When I was sixteen years old, in the late 1960s, I dreamed of making records. I collected them, too, especially blues on 45 RPM discs. Yet, the men behind the records intrigued me as much as the music. Read more
Ten years ago, Hurricane Katrina struck the Gulf Coast, displacing hundreds of thousands of residents and causing massive damage to the southern states. With the country recoiling from the blow, filmmaker Robert Mugge, who has been documenting our Zydeco Crossroads journey this year, captured the devastating shockwaves and glimmers of hope surrounding the hurricane in his 2006 documentary New Orleans Music in Exile. Read more
Paul Scott admits he had little interest in zydeco music when he graduated from Opelousas High School in 1982. That same year, a strange concept, something called a zydeco festival, was launched in the nearby community of Plaisance.

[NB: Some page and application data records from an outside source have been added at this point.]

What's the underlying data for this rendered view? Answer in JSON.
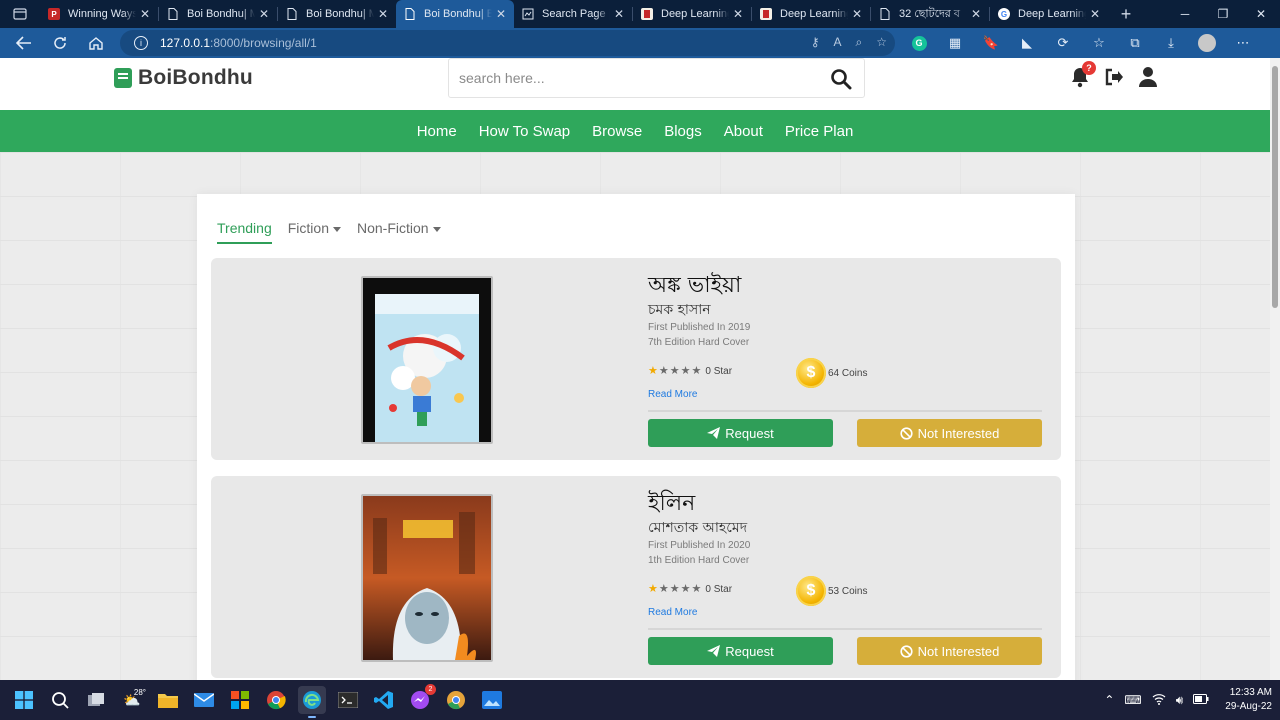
{
  "browser": {
    "tabs": [
      {
        "title": "Winning Ways",
        "favicon": "pdf",
        "color": "#c62828"
      },
      {
        "title": "Boi Bondhu| M",
        "favicon": "doc",
        "color": "#e6eef8"
      },
      {
        "title": "Boi Bondhu| M",
        "favicon": "doc",
        "color": "#e6eef8"
      },
      {
        "title": "Boi Bondhu| B",
        "favicon": "doc",
        "color": "#e6eef8",
        "active": true
      },
      {
        "title": "Search Page |",
        "favicon": "page",
        "color": "#e6eef8"
      },
      {
        "title": "Deep Learning",
        "favicon": "book",
        "color": "#c62828"
      },
      {
        "title": "Deep Learning",
        "favicon": "book",
        "color": "#c62828"
      },
      {
        "title": "32 ছোটদের ব",
        "favicon": "doc",
        "color": "#e6eef8"
      },
      {
        "title": "Deep Learning",
        "favicon": "google",
        "color": "#4285f4"
      }
    ],
    "url_host": "127.0.0.1",
    "url_path": ":8000/browsing/all/1"
  },
  "site": {
    "logo": "BoiBondhu",
    "search_placeholder": "search here...",
    "notification_count": "?",
    "nav": [
      "Home",
      "How To Swap",
      "Browse",
      "Blogs",
      "About",
      "Price Plan"
    ]
  },
  "filters": {
    "trending": "Trending",
    "fiction": "Fiction",
    "non_fiction": "Non-Fiction"
  },
  "books": [
    {
      "title": "অঙ্ক ভাইয়া",
      "author": "চমক হাসান",
      "published": "First Published In 2019",
      "edition": "7th Edition Hard Cover",
      "stars": 0,
      "star_label": "0 Star",
      "coins": "64 Coins",
      "read_more": "Read More",
      "request": "Request",
      "not_interested": "Not Interested"
    },
    {
      "title": "ইলিন",
      "author": "মোশতাক আহমেদ",
      "published": "First Published In 2020",
      "edition": "1th Edition Hard Cover",
      "stars": 0,
      "star_label": "0 Star",
      "coins": "53 Coins",
      "read_more": "Read More",
      "request": "Request",
      "not_interested": "Not Interested"
    }
  ],
  "taskbar": {
    "weather": "28°",
    "messenger_badge": "2",
    "time": "12:33 AM",
    "date": "29-Aug-22"
  },
  "colors": {
    "brand_green": "#2fa85c",
    "not_interested_gold": "#d6ae3a",
    "link_blue": "#1f7ae0"
  }
}
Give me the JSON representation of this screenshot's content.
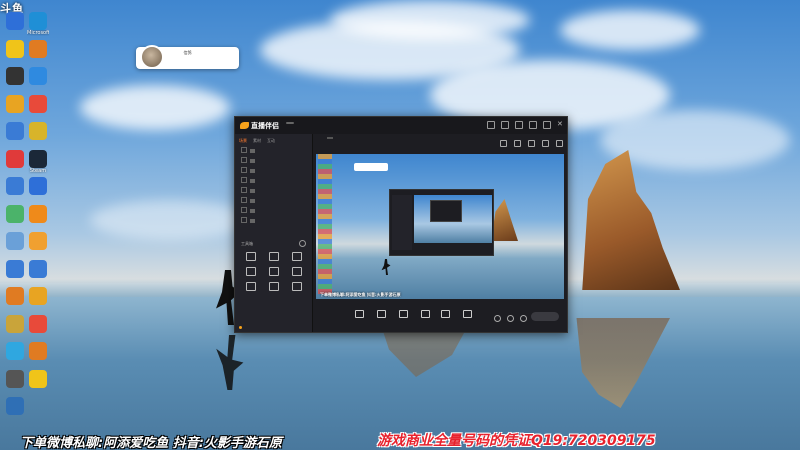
{
  "desktop": {
    "corner_logo": "斗鱼",
    "icons": [
      {
        "label": "",
        "color": "#2e6fd8"
      },
      {
        "label": "",
        "color": "#f0c419"
      },
      {
        "label": "",
        "color": "#333333"
      },
      {
        "label": "",
        "color": "#e8a422"
      },
      {
        "label": "",
        "color": "#3a7bd5"
      },
      {
        "label": "",
        "color": "#e03a3a"
      },
      {
        "label": "",
        "color": "#3a7bd5"
      },
      {
        "label": "",
        "color": "#4bb36a"
      },
      {
        "label": "",
        "color": "#6aa0d8"
      },
      {
        "label": "",
        "color": "#3a7bd5"
      },
      {
        "label": "",
        "color": "#e07b22"
      },
      {
        "label": "",
        "color": "#c9a43a"
      },
      {
        "label": "",
        "color": "#2fa7e0"
      },
      {
        "label": "",
        "color": "#555555"
      },
      {
        "label": "",
        "color": "#2f6fb5"
      },
      {
        "label": "Microsoft Edge",
        "color": "#1f8fd6"
      },
      {
        "label": "",
        "color": "#e07b22"
      },
      {
        "label": "",
        "color": "#2f8ae0"
      },
      {
        "label": "",
        "color": "#e84a3a"
      },
      {
        "label": "",
        "color": "#d8b42a"
      },
      {
        "label": "Steam",
        "color": "#1b2838"
      },
      {
        "label": "",
        "color": "#2e6fd8"
      },
      {
        "label": "",
        "color": "#ef8a1a"
      },
      {
        "label": "",
        "color": "#f0a030"
      },
      {
        "label": "",
        "color": "#3a7bd5"
      },
      {
        "label": "",
        "color": "#e8a422"
      },
      {
        "label": "",
        "color": "#e84a3a"
      },
      {
        "label": "",
        "color": "#e07b22"
      },
      {
        "label": "",
        "color": "#f0c419"
      }
    ],
    "notification": {
      "name": "信鸽",
      "text": ""
    }
  },
  "app": {
    "title": "直播伴侣",
    "version": "",
    "left_tabs": [
      "场景",
      "素材",
      "互动"
    ],
    "left_rows": [
      "",
      "",
      "",
      "",
      "",
      "",
      "",
      ""
    ],
    "tools_title": "工具箱",
    "tools": [
      "",
      "",
      "",
      "",
      "",
      "",
      "",
      "",
      ""
    ],
    "footer": "",
    "main_tabs": [
      "",
      "",
      ""
    ],
    "main_sub": [
      "",
      "",
      ""
    ],
    "preview_subtitle": "下单微博私聊:阿添爱吃鱼 抖音:火影手游石原",
    "bottom_items": [
      "",
      "",
      "",
      "",
      "",
      ""
    ],
    "go_live": ""
  },
  "subtitles": {
    "left": "下单微博私聊:阿添爱吃鱼 抖音:火影手游石原",
    "right": "游戏商业全量号码的凭证Q19:720309175"
  },
  "colors": {
    "accent": "#f7a21b",
    "subtitle_red": "#e8222d"
  }
}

A year later, Scott was selling tickets to the event – the Original Southwest Louisiana Zydeco Music Festival. Thirty years later, zydeco festivals stretch from California to Raamsdonksveer, Holland. Read more
In an article for Lafayette’s The Advertiser, Zydeco Crossroads contributor Herman Fuselier highlights a new documentary called By the River of Babylon. The film airs tomorrow evening on WORLD Channel‘s America Reframed program. It will be available worldwide at worldchannel.org beginning Wednesday, June 17th. Read more
Credit: Alphonse “Bois Sec” Ardoin plays the accordion for the Duralde Mardi Gras in 1977. Photo: Nicholas R. Spitzer via Louisiana Folklife It’s true, June is National Accordion Awareness Month, a designation made in 1989 to introduce the instrument to a wider audience. Zydeco Crossroads was lucky enough to tour the Martin Accordions workshop and showroom in Scott,…
Sid Williams has been running his Lafayette club El Sido’s for thirty years now. The venue has been an integral and joyful part of the town over the last few decades, launching zydeco careers, offering a place for friends and family to gather and lending a hand to the community. But as Herman Fuselier discusses in his profile of the venue for The Advertiser, El Sido’s isn’t experiencing the level of success it once was. Read more
For the first Zydeco Crossroads concert back in December, we thought it would be important to introduce the dance aspect of the experience along with the music. So Harold Guillory, a dance instructor from Lake Charles, LA traveled up to Philadelphia with Curley Taylor to lead the sold-out Kimmel Center crowd in a dance lesson before the show. We interviewed Guillory about the dance’s ability to draw new people to the music, why it sets zydeco apart and how it allows fans to express themselves in a different way. Read more
Historians can look back to several junctures of time and place in American music when it was clear that something significant was happening. For Southern blues, it might have been Beale Street in Memphis in the early 1950s, when B.B. King and Bobby “Blue” Bland pioneered a modern blues sound that continues to resonate today. For bebop, it might have been 52nd Street in New York City in the 1940s, when Charlie Parker, Dizzy Gillespie and Thelonious Monk deconstructed jazz. For zydeco, I would argue that it was Southwest Louisiana in the late 1980s and early 1990s, when Boozoo Chavis came roaring back onto the scene at Richard’s Club in Lawtell. Read more.